Work to complete -
Every record below must be set down again exactly as given.

--- Records for this exercise Enclosed Below ---

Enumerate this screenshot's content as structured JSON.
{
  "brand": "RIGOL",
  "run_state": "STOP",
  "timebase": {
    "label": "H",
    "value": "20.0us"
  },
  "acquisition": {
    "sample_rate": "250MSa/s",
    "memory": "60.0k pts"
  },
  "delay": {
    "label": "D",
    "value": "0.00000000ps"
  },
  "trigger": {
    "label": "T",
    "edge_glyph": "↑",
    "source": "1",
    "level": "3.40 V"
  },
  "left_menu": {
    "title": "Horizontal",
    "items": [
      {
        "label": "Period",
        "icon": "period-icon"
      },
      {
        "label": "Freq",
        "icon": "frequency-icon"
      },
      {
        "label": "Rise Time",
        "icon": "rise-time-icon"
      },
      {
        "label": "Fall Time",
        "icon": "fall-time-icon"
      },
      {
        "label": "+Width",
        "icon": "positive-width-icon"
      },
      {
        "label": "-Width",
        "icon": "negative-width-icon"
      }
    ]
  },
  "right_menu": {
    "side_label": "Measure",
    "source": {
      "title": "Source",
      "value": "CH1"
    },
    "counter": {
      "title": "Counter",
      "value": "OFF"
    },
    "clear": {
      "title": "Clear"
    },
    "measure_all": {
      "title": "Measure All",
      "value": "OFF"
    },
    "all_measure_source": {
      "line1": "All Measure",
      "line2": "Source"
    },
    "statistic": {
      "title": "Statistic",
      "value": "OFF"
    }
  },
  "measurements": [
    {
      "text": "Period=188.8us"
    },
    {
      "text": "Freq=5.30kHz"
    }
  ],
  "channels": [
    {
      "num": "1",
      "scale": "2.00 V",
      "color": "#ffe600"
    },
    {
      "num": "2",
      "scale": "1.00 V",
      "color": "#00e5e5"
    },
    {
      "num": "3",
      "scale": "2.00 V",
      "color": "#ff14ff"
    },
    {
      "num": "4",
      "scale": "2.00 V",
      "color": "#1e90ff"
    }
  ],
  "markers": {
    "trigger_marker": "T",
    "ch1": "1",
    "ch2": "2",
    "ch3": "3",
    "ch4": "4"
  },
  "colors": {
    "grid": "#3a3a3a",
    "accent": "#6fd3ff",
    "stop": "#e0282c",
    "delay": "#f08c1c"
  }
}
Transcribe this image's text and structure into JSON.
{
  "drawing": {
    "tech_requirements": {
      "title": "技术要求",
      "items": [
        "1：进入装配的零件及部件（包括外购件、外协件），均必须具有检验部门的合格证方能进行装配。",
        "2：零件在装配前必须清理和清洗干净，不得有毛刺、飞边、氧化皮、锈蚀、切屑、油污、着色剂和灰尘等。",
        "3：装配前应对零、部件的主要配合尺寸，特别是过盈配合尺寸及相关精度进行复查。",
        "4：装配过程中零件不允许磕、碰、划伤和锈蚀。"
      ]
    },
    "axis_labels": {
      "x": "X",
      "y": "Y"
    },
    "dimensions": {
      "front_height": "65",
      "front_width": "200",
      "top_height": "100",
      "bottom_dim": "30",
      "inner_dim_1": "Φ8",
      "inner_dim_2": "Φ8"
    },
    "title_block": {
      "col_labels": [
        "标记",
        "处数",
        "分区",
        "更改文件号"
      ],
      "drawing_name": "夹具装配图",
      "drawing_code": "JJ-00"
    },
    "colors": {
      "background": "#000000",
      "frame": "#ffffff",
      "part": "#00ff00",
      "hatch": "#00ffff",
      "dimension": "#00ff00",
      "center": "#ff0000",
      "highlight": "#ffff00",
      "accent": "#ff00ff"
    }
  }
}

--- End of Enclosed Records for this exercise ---

Exercise result -
Enumerate this screenshot's content as structured JSON.
{
  "brand": "RIGOL",
  "run_state": "STOP",
  "timebase": {
    "label": "H",
    "value": "20.0us"
  },
  "acquisition": {
    "sample_rate": "250MSa/s",
    "memory": "60.0k pts"
  },
  "delay": {
    "label": "D",
    "value": "0.00000000ps"
  },
  "trigger": {
    "label": "T",
    "edge_glyph": "↑",
    "source": "1",
    "level": "3.40 V"
  },
  "left_menu": {
    "title": "Horizontal",
    "items": [
      {
        "label": "Period",
        "icon": "period-icon"
      },
      {
        "label": "Freq",
        "icon": "frequency-icon"
      },
      {
        "label": "Rise Time",
        "icon": "rise-time-icon"
      },
      {
        "label": "Fall Time",
        "icon": "fall-time-icon"
      },
      {
        "label": "+Width",
        "icon": "positive-width-icon"
      },
      {
        "label": "-Width",
        "icon": "negative-width-icon"
      }
    ]
  },
  "right_menu": {
    "side_label": "Measure",
    "source": {
      "title": "Source",
      "value": "CH1"
    },
    "counter": {
      "title": "Counter",
      "value": "OFF"
    },
    "clear": {
      "title": "Clear"
    },
    "measure_all": {
      "title": "Measure All",
      "value": "OFF"
    },
    "all_measure_source": {
      "line1": "All Measure",
      "line2": "Source"
    },
    "statistic": {
      "title": "Statistic",
      "value": "OFF"
    }
  },
  "measurements": [
    {
      "text": "Period=188.8us"
    },
    {
      "text": "Freq=5.30kHz"
    }
  ],
  "channels": [
    {
      "num": "1",
      "scale": "2.00 V",
      "color": "#ffe600"
    },
    {
      "num": "2",
      "scale": "1.00 V",
      "color": "#00e5e5"
    },
    {
      "num": "3",
      "scale": "2.00 V",
      "color": "#ff14ff"
    },
    {
      "num": "4",
      "scale": "2.00 V",
      "color": "#1e90ff"
    }
  ],
  "markers": {
    "trigger_marker": "T",
    "ch1": "1",
    "ch2": "2",
    "ch3": "3",
    "ch4": "4"
  },
  "colors": {
    "grid": "#3a3a3a",
    "accent": "#6fd3ff",
    "stop": "#e0282c",
    "delay": "#f08c1c"
  }
}
Transcribe this image's text and structure into JSON.
{
  "drawing": {
    "tech_requirements": {
      "title": "技术要求",
      "items": [
        "1：进入装配的零件及部件（包括外购件、外协件），均必须具有检验部门的合格证方能进行装配。",
        "2：零件在装配前必须清理和清洗干净，不得有毛刺、飞边、氧化皮、锈蚀、切屑、油污、着色剂和灰尘等。",
        "3：装配前应对零、部件的主要配合尺寸，特别是过盈配合尺寸及相关精度进行复查。",
        "4：装配过程中零件不允许磕、碰、划伤和锈蚀。"
      ]
    },
    "axis_labels": {
      "x": "X",
      "y": "Y"
    },
    "dimensions": {
      "front_height": "65",
      "front_width": "200",
      "top_height": "100",
      "bottom_dim": "30",
      "inner_dim_1": "Φ8",
      "inner_dim_2": "Φ8"
    },
    "title_block": {
      "col_labels": [
        "标记",
        "处数",
        "分区",
        "更改文件号"
      ],
      "drawing_name": "夹具装配图",
      "drawing_code": "JJ-00"
    },
    "colors": {
      "background": "#000000",
      "frame": "#ffffff",
      "part": "#00ff00",
      "hatch": "#00ffff",
      "dimension": "#00ff00",
      "center": "#ff0000",
      "highlight": "#ffff00",
      "accent": "#ff00ff"
    }
  }
}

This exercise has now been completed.